In a wide-ranging interview with The Examiner’s editorial board, the former Massachusetts governor said he couldn’t explain why his poll numbers have remained stagnant while a succession of other GOP candidates have surged ahead of him. But he predicts Gingrich, the latest to supercede him in the polls, will suffer the fate of the rest and eventually will fall behind him again. Romney admits, though, that the contest could stretch out for months.
“It’s not a process that will be over in a day,” Romney said. “We have Iowa and New Hampshire, but we also have South Carolina, Florida, Nevada, Colorado. I need to get about 1,100-plus delegates. So I expect to keep on campaigning through this process with the ups and downs. And while someone may go up temporarily, my experience is that I can’t guarantee that they’ll be down in a month, but I can guarantee that they’ll be down in three or four months and I just need to make sure that I’m getting the delegates at the time they are being awarded.”
Romney said he would make a better president than Gingrich because he is a consensus builder. He suggested that Gingrich is divisive and less able to lead.
“Transforming and turning around and leading major enterprises is what I’ve done throughout my life, and I have only been able to do that by bringing people together and engendering consensus — and that’s a characteristic of my past,” Romney said. “Speaker Gingrich has a very different past in terms of his leadership style and in terms of his life experience. I spent my life leading enterprises and as the head of two different businesses, head of an Olympics and as governor of a state.”
Romney defended the non-aggressive campaign style that he has practiced since entering the race and said with just weeks remaining until the Iowa caucuses on Jan. 3, he plans to be “much more visible.”
Some Republicans have criticized Romney for his low-key campaign and said it left him open to the string of other candidates like Gingrich who have sprinted past him in the polls.
“It had been our strategy that, as someone who was among the frontrunners, if I spent all my time on TV, people would tire of me,” Romney explained. “I could not be a new and interesting voice and it was wise to hold back and then come forward at a time when people are focused on the elections. So, you’ll see me a lot more than in the past.”
New poll numbers show Gingrich is well ahead of Romney in just about every key primary state except New Hampshire, where Romney holds onto a solid lead.
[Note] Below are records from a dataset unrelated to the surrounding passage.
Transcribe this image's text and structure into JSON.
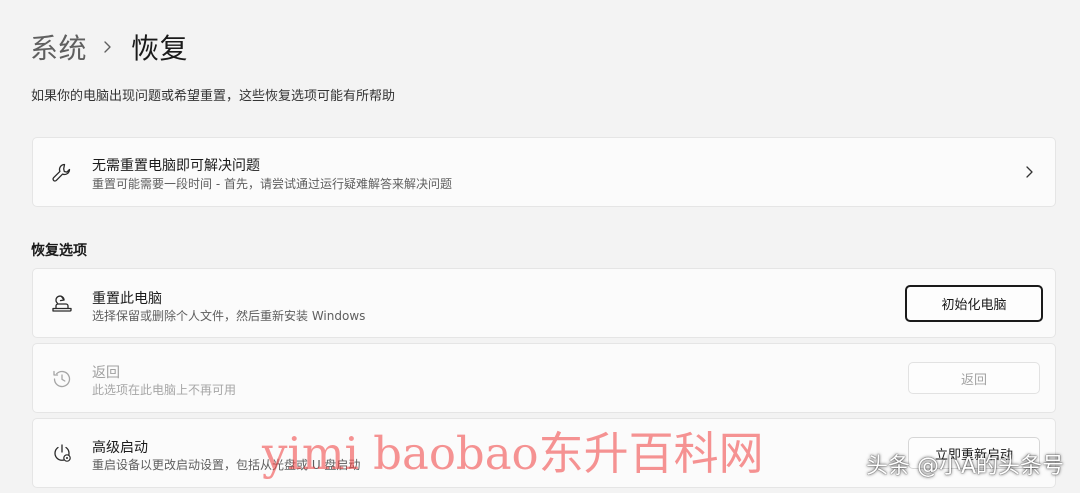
{
  "breadcrumb": {
    "parent": "系统",
    "current": "恢复"
  },
  "page_description": "如果你的电脑出现问题或希望重置，这些恢复选项可能有所帮助",
  "troubleshoot_card": {
    "title": "无需重置电脑即可解决问题",
    "subtitle": "重置可能需要一段时间 - 首先，请尝试通过运行疑难解答来解决问题",
    "icon": "wrench-icon"
  },
  "section_title": "恢复选项",
  "recovery_options": [
    {
      "title": "重置此电脑",
      "subtitle": "选择保留或删除个人文件，然后重新安装 Windows",
      "button": "初始化电脑",
      "icon": "reset-pc-icon",
      "enabled": true
    },
    {
      "title": "返回",
      "subtitle": "此选项在此电脑上不再可用",
      "button": "返回",
      "icon": "history-icon",
      "enabled": false
    },
    {
      "title": "高级启动",
      "subtitle": "重启设备以更改启动设置，包括从光盘或 U 盘启动",
      "button": "立即重新启动",
      "icon": "power-gear-icon",
      "enabled": true
    }
  ],
  "overlay": {
    "watermark": "yimi baobao东升百科网",
    "source_credit": "头条 @小A的头条号"
  },
  "colors": {
    "background": "#f3f3f3",
    "card": "#fbfbfb",
    "watermark": "#f03c3c"
  }
}
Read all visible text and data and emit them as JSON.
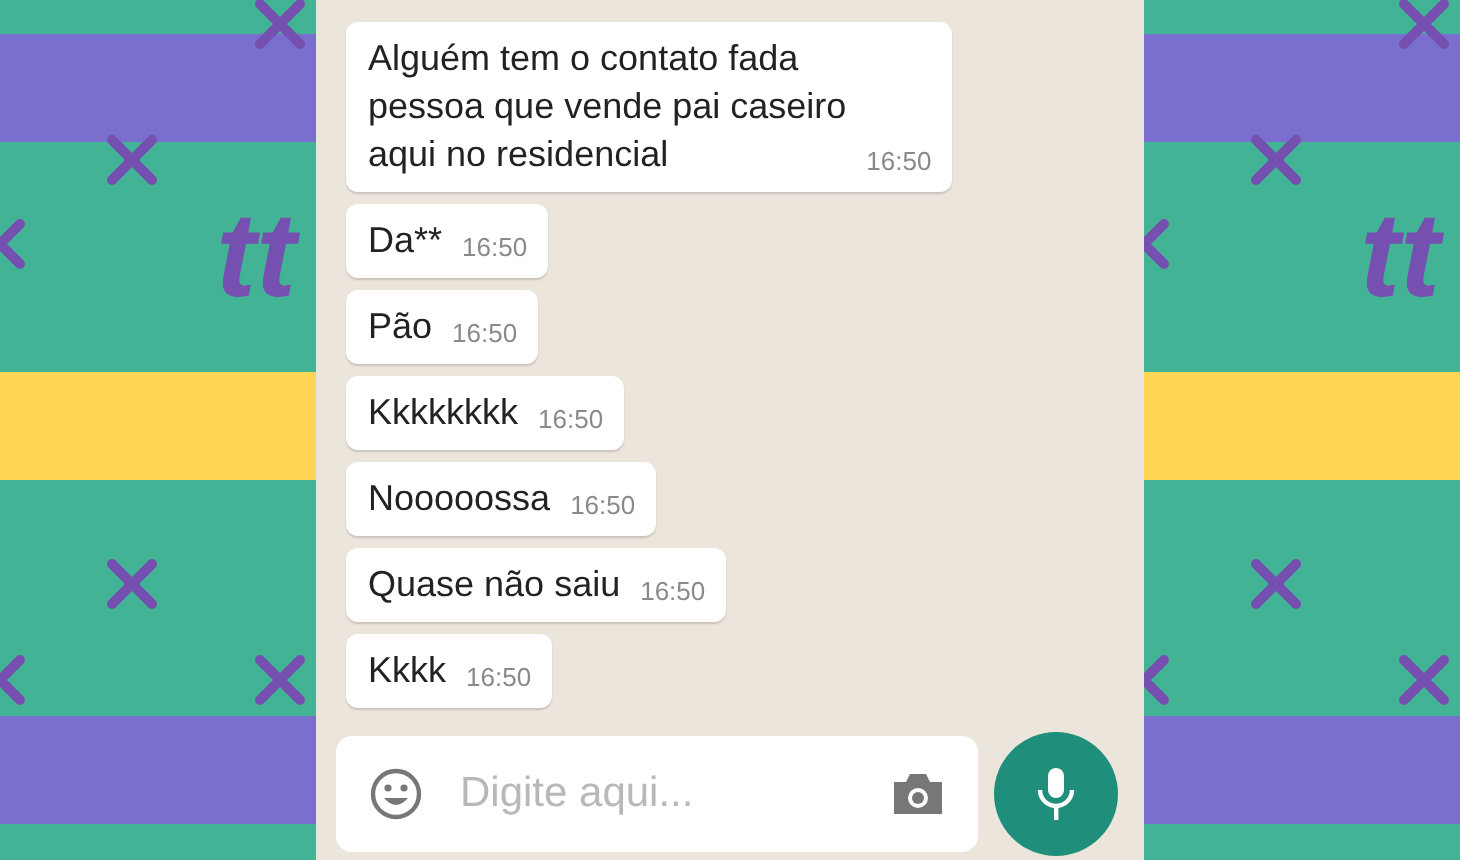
{
  "side_logos": [
    {
      "text": "tt"
    },
    {
      "text": "tt"
    }
  ],
  "messages": [
    {
      "text": "Alguém tem o contato fada\npessoa que vende pai caseiro\naqui no residencial",
      "time": "16:50"
    },
    {
      "text": "Da**",
      "time": "16:50"
    },
    {
      "text": "Pão",
      "time": "16:50"
    },
    {
      "text": "Kkkkkkkk",
      "time": "16:50"
    },
    {
      "text": "Nooooossa",
      "time": "16:50"
    },
    {
      "text": "Quase não saiu",
      "time": "16:50"
    },
    {
      "text": "Kkkk",
      "time": "16:50"
    }
  ],
  "composer": {
    "placeholder": "Digite aqui..."
  }
}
Even in Colorado, where Romney was once expected to prevail, Gingrich now leads him 37 percent to 18 percent, according to a Public Policy Poll.
Later Wednesday morning, Romney spoke to the Republican Jewish Coalition, arguing that his business experience makes him the best candidate to lead the country and distinguishes him from the other candidates.
“I’m not in this because I want to reach the next step in my political career,” Romney said, describing himself as “a creature of the private sector.”
“I’ve signed the front and back of a paycheck,” Romney told the crowd.
He criticized President Obama’s treatment of Israel and promised to visit the country on his first foreign trip as president.
“I will reaffirm as a vital national interest, Israel’s interest as a Jewish state, “ Romney said. “And I want the world to know the bonds that exist between Israel and the United States are unshakable.”
Romney warned that Obama would be tough to defeat because he is an incumbent.
“Our party must offer a candidate that can make the case for freedom, opportunity and strength,” Romney said. “Our nominee must offer Americans more that just a choice to vote against Barack Obama.”